WHAT TO WORK ON:
Locate every line in the records below that contains the word "JSON", and copy each one.

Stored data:
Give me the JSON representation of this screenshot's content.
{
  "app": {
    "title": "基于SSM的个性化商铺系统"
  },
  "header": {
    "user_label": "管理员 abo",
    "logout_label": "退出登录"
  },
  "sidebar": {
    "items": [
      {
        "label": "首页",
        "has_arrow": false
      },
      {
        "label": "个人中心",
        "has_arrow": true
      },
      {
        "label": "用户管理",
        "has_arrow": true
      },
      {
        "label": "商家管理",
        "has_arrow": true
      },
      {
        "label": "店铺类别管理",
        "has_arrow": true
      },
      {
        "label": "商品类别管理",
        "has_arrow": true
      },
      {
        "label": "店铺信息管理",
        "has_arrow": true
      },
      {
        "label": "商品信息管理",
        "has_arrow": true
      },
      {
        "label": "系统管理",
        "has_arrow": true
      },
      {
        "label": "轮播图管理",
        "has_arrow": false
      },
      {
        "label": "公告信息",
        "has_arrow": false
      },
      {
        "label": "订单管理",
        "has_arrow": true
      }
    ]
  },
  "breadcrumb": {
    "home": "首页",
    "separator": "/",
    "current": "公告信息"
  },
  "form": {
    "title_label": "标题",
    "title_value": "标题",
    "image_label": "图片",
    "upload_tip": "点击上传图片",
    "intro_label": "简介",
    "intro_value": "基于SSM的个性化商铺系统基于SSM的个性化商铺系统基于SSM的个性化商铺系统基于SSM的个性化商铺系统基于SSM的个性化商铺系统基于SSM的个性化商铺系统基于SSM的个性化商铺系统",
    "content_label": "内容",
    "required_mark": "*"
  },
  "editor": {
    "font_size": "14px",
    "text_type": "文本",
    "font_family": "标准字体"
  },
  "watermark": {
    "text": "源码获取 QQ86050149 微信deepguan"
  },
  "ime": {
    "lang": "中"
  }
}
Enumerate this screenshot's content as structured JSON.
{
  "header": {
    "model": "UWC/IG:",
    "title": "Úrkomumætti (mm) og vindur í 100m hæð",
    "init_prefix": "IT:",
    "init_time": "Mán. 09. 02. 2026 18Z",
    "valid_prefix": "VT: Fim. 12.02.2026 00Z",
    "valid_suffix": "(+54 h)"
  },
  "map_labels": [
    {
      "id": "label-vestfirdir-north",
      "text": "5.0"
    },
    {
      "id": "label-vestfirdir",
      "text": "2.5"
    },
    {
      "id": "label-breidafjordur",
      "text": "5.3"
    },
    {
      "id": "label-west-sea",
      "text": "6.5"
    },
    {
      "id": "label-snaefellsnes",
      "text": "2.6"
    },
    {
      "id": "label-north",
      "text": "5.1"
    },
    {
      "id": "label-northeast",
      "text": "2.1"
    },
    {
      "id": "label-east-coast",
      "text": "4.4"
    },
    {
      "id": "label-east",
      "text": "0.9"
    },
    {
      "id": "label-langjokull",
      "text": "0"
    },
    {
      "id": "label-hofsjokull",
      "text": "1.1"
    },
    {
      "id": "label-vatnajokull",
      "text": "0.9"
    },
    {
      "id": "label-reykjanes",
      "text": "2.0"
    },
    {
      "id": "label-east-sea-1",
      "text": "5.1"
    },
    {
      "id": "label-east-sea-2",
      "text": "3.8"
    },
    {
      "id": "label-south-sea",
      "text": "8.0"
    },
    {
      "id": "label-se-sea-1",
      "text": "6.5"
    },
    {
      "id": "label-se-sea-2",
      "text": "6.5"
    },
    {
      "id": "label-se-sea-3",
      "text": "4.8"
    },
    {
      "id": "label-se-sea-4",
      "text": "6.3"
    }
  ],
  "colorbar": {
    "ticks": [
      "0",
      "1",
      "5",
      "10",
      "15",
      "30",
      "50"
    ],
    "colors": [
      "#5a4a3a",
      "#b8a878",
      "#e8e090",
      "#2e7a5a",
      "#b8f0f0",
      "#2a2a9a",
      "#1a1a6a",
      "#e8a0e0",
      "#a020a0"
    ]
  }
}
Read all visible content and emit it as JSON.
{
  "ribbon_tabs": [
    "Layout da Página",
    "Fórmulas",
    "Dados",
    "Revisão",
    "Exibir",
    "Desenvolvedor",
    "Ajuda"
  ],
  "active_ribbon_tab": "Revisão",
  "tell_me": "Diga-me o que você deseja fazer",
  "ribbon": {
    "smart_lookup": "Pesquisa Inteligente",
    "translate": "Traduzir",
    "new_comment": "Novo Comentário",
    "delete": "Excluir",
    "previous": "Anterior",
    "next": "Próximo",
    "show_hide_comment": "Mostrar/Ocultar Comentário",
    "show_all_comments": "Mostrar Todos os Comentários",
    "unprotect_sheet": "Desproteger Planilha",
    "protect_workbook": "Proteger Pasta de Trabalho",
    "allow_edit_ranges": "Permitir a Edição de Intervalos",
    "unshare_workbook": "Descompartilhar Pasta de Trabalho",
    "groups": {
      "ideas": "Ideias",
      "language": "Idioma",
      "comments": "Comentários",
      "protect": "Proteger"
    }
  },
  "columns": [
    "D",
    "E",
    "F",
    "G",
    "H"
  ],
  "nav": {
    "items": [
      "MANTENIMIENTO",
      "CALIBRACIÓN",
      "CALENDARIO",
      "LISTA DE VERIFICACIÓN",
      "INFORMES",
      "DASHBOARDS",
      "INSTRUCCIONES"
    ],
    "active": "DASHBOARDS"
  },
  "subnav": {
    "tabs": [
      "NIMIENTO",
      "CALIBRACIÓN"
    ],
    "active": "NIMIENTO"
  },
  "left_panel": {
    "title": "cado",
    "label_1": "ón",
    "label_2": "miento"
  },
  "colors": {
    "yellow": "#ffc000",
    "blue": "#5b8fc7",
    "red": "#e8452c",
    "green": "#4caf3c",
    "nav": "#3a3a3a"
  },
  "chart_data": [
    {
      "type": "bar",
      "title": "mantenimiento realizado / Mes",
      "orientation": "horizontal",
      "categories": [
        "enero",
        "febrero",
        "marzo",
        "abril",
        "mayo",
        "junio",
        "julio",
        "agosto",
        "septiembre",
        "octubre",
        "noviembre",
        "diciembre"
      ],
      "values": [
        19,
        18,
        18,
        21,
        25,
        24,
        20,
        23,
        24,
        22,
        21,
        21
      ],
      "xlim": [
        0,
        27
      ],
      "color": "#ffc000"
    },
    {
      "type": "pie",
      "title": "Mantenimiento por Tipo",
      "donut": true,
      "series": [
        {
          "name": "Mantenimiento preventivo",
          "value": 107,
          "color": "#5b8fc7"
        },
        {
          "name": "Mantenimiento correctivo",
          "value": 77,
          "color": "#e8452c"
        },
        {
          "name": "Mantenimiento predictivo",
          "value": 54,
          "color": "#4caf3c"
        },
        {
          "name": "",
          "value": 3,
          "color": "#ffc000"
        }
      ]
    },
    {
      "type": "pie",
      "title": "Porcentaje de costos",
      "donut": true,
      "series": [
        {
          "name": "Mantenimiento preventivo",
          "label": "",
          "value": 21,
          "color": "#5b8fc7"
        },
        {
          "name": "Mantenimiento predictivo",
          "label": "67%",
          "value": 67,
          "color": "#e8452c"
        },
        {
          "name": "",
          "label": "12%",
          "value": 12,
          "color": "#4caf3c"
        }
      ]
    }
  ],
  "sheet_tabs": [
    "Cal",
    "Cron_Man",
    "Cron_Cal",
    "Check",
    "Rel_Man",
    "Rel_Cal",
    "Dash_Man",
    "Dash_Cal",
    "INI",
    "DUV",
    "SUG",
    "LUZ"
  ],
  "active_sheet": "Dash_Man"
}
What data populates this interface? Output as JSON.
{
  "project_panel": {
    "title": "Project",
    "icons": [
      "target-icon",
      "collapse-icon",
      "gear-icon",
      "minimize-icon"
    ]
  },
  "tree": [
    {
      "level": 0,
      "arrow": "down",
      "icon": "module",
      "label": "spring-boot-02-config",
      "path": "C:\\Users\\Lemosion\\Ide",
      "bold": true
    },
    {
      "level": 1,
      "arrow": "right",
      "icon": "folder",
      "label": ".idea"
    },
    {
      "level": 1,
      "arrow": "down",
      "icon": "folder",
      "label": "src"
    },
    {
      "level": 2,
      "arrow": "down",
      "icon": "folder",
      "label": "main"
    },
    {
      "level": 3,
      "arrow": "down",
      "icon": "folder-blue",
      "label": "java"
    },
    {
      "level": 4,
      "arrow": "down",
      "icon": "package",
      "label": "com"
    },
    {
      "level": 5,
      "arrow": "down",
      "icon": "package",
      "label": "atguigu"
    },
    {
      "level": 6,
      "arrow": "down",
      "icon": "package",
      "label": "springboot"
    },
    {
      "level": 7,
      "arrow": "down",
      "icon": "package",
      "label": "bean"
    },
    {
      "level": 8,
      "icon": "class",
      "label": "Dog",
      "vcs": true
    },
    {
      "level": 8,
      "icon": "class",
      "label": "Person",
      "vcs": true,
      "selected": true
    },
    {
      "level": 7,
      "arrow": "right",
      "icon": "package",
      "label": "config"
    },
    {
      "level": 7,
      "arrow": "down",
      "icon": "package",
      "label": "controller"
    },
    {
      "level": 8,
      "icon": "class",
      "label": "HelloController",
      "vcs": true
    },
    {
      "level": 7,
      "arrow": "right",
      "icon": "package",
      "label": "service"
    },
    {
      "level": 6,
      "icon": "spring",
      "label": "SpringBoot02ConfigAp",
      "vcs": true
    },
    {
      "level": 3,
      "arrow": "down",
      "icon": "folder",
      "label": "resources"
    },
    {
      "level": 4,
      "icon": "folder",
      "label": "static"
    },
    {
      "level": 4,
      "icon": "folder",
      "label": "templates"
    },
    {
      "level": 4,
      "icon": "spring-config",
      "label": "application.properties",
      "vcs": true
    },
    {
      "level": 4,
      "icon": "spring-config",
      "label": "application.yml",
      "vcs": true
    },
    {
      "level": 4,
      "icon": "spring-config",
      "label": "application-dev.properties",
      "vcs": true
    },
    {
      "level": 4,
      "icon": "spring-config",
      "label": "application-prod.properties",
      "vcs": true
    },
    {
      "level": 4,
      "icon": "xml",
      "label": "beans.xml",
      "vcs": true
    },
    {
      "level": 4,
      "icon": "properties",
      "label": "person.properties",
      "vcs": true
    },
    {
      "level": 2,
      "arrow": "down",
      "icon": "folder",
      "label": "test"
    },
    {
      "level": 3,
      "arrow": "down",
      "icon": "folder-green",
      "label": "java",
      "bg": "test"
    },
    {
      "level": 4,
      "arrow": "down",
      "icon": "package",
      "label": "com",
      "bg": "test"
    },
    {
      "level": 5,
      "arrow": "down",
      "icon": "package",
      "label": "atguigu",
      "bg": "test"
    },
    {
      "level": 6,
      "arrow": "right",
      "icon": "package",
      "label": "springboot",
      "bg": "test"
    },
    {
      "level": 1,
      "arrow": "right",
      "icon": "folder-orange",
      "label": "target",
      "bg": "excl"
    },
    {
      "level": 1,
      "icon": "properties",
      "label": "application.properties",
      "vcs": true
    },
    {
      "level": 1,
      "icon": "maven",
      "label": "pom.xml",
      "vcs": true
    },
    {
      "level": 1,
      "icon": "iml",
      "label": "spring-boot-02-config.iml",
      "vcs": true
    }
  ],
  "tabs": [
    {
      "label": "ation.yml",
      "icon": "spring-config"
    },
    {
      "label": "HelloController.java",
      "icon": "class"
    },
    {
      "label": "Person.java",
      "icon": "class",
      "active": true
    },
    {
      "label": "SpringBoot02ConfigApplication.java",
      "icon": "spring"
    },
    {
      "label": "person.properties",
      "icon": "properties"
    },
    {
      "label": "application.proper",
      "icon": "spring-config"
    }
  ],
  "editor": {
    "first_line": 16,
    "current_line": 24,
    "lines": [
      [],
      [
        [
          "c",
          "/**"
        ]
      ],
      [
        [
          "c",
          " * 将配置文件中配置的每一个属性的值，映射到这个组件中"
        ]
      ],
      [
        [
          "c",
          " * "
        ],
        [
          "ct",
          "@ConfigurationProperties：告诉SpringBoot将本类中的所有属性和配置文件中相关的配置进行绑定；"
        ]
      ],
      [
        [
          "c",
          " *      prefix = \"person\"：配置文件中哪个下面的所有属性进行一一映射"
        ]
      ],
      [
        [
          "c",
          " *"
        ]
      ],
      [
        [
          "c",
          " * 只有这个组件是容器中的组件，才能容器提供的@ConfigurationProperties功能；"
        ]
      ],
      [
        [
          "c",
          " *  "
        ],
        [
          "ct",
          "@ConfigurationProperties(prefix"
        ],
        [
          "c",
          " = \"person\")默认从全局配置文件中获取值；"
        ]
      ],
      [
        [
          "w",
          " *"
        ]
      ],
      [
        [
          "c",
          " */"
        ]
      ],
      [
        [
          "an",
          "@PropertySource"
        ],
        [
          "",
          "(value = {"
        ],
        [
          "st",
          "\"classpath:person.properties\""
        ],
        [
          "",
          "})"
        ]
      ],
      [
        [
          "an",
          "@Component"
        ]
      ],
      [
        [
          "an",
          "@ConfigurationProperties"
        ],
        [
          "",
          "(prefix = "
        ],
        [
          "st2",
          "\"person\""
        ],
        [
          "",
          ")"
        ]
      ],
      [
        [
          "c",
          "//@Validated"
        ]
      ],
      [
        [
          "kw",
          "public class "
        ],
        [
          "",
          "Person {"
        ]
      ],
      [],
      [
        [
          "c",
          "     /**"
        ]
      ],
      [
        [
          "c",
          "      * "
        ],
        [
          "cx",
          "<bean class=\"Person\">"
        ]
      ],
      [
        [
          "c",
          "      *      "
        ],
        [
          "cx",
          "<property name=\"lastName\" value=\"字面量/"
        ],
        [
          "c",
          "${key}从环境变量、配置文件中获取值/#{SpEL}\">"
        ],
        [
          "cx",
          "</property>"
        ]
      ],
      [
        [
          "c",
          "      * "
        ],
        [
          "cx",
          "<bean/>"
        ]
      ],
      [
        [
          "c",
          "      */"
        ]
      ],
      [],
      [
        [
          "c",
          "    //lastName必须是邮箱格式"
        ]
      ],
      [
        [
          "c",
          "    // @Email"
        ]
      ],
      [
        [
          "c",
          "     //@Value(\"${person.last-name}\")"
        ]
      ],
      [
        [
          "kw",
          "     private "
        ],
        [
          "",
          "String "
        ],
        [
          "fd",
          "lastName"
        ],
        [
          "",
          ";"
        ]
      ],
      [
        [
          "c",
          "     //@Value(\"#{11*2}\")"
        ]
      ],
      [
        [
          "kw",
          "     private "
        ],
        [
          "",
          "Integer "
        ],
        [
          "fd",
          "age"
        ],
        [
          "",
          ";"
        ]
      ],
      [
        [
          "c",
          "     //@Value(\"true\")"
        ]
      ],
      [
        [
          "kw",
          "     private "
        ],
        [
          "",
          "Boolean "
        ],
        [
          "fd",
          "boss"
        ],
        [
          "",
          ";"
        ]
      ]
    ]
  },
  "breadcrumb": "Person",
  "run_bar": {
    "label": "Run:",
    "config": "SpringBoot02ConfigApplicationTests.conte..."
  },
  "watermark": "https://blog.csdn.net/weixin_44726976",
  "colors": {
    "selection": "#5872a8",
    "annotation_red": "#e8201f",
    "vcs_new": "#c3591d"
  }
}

TASK OUTPUT:
Give me the JSON representation of this screenshot's content.
Enumerate this screenshot's content as structured JSON.
Read all visible content and emit it as JSON.
What data populates this interface? Output as JSON.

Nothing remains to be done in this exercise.